— Assignment —
Extract the complete listing and output it unchanged.

— Source records —
+ + +

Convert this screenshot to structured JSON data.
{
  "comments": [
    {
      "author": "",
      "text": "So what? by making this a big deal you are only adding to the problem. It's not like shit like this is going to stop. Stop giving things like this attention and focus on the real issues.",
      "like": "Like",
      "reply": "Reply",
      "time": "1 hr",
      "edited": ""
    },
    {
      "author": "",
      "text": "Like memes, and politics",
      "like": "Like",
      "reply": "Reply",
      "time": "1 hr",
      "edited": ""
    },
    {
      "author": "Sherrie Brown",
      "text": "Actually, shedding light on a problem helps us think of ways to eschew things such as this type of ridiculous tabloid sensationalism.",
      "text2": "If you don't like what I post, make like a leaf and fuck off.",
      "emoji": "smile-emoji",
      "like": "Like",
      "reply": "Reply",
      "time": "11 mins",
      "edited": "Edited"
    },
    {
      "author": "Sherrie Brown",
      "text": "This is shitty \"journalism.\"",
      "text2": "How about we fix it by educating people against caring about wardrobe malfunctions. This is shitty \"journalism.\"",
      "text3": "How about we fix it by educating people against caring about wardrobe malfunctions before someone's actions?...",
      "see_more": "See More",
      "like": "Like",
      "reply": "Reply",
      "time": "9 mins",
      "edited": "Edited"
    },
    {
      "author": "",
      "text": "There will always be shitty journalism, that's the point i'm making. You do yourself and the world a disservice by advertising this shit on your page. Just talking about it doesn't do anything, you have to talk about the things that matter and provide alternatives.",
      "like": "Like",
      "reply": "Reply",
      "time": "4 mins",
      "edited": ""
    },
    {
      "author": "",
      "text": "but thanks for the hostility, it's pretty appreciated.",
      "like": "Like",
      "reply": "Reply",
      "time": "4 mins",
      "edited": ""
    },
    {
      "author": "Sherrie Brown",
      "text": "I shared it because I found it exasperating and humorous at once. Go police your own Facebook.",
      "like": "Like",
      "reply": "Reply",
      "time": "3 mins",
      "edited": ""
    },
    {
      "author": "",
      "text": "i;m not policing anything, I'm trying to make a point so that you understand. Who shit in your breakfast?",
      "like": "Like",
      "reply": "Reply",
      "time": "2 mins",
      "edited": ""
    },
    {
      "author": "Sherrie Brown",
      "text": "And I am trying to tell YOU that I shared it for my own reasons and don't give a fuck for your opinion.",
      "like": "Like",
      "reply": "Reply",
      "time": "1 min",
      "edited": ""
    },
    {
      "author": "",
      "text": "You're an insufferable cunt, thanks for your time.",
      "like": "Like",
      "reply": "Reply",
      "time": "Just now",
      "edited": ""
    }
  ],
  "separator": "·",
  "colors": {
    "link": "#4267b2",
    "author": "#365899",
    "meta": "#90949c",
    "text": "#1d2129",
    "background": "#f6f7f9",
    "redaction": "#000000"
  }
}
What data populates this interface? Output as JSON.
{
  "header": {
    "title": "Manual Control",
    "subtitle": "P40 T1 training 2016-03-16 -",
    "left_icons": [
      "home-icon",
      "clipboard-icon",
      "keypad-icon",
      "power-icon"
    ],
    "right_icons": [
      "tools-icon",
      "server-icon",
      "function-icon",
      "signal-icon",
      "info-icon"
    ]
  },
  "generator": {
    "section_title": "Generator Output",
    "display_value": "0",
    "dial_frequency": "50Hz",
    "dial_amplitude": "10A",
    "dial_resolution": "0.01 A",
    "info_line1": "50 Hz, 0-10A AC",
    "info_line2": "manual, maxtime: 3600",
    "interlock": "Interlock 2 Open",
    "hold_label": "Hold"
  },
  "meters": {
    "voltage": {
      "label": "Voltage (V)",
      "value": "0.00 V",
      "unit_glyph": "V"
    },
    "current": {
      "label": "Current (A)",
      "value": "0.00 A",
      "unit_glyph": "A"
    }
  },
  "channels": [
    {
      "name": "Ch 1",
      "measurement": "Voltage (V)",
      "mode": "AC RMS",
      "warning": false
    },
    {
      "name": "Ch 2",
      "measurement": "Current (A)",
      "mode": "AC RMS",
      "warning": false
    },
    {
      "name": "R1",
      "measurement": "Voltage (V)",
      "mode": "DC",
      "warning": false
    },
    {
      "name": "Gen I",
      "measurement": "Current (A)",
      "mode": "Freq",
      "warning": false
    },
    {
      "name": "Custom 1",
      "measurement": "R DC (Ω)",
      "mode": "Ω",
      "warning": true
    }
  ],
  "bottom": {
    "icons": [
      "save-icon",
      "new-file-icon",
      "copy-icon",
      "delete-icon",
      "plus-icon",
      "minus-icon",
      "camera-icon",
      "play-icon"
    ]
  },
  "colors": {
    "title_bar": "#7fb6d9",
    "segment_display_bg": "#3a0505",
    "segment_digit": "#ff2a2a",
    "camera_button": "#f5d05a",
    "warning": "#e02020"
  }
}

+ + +

— Task answer —
Convert this screenshot to structured JSON data.
{
  "comments": [
    {
      "author": "",
      "text": "So what? by making this a big deal you are only adding to the problem. It's not like shit like this is going to stop. Stop giving things like this attention and focus on the real issues.",
      "like": "Like",
      "reply": "Reply",
      "time": "1 hr",
      "edited": ""
    },
    {
      "author": "",
      "text": "Like memes, and politics",
      "like": "Like",
      "reply": "Reply",
      "time": "1 hr",
      "edited": ""
    },
    {
      "author": "Sherrie Brown",
      "text": "Actually, shedding light on a problem helps us think of ways to eschew things such as this type of ridiculous tabloid sensationalism.",
      "text2": "If you don't like what I post, make like a leaf and fuck off.",
      "emoji": "smile-emoji",
      "like": "Like",
      "reply": "Reply",
      "time": "11 mins",
      "edited": "Edited"
    },
    {
      "author": "Sherrie Brown",
      "text": "This is shitty \"journalism.\"",
      "text2": "How about we fix it by educating people against caring about wardrobe malfunctions. This is shitty \"journalism.\"",
      "text3": "How about we fix it by educating people against caring about wardrobe malfunctions before someone's actions?...",
      "see_more": "See More",
      "like": "Like",
      "reply": "Reply",
      "time": "9 mins",
      "edited": "Edited"
    },
    {
      "author": "",
      "text": "There will always be shitty journalism, that's the point i'm making. You do yourself and the world a disservice by advertising this shit on your page. Just talking about it doesn't do anything, you have to talk about the things that matter and provide alternatives.",
      "like": "Like",
      "reply": "Reply",
      "time": "4 mins",
      "edited": ""
    },
    {
      "author": "",
      "text": "but thanks for the hostility, it's pretty appreciated.",
      "like": "Like",
      "reply": "Reply",
      "time": "4 mins",
      "edited": ""
    },
    {
      "author": "Sherrie Brown",
      "text": "I shared it because I found it exasperating and humorous at once. Go police your own Facebook.",
      "like": "Like",
      "reply": "Reply",
      "time": "3 mins",
      "edited": ""
    },
    {
      "author": "",
      "text": "i;m not policing anything, I'm trying to make a point so that you understand. Who shit in your breakfast?",
      "like": "Like",
      "reply": "Reply",
      "time": "2 mins",
      "edited": ""
    },
    {
      "author": "Sherrie Brown",
      "text": "And I am trying to tell YOU that I shared it for my own reasons and don't give a fuck for your opinion.",
      "like": "Like",
      "reply": "Reply",
      "time": "1 min",
      "edited": ""
    },
    {
      "author": "",
      "text": "You're an insufferable cunt, thanks for your time.",
      "like": "Like",
      "reply": "Reply",
      "time": "Just now",
      "edited": ""
    }
  ],
  "separator": "·",
  "colors": {
    "link": "#4267b2",
    "author": "#365899",
    "meta": "#90949c",
    "text": "#1d2129",
    "background": "#f6f7f9",
    "redaction": "#000000"
  }
}
What data populates this interface? Output as JSON.
{
  "header": {
    "title": "Manual Control",
    "subtitle": "P40 T1 training 2016-03-16 -",
    "left_icons": [
      "home-icon",
      "clipboard-icon",
      "keypad-icon",
      "power-icon"
    ],
    "right_icons": [
      "tools-icon",
      "server-icon",
      "function-icon",
      "signal-icon",
      "info-icon"
    ]
  },
  "generator": {
    "section_title": "Generator Output",
    "display_value": "0",
    "dial_frequency": "50Hz",
    "dial_amplitude": "10A",
    "dial_resolution": "0.01 A",
    "info_line1": "50 Hz, 0-10A AC",
    "info_line2": "manual, maxtime: 3600",
    "interlock": "Interlock 2 Open",
    "hold_label": "Hold"
  },
  "meters": {
    "voltage": {
      "label": "Voltage (V)",
      "value": "0.00 V",
      "unit_glyph": "V"
    },
    "current": {
      "label": "Current (A)",
      "value": "0.00 A",
      "unit_glyph": "A"
    }
  },
  "channels": [
    {
      "name": "Ch 1",
      "measurement": "Voltage (V)",
      "mode": "AC RMS",
      "warning": false
    },
    {
      "name": "Ch 2",
      "measurement": "Current (A)",
      "mode": "AC RMS",
      "warning": false
    },
    {
      "name": "R1",
      "measurement": "Voltage (V)",
      "mode": "DC",
      "warning": false
    },
    {
      "name": "Gen I",
      "measurement": "Current (A)",
      "mode": "Freq",
      "warning": false
    },
    {
      "name": "Custom 1",
      "measurement": "R DC (Ω)",
      "mode": "Ω",
      "warning": true
    }
  ],
  "bottom": {
    "icons": [
      "save-icon",
      "new-file-icon",
      "copy-icon",
      "delete-icon",
      "plus-icon",
      "minus-icon",
      "camera-icon",
      "play-icon"
    ]
  },
  "colors": {
    "title_bar": "#7fb6d9",
    "segment_display_bg": "#3a0505",
    "segment_digit": "#ff2a2a",
    "camera_button": "#f5d05a",
    "warning": "#e02020"
  }
}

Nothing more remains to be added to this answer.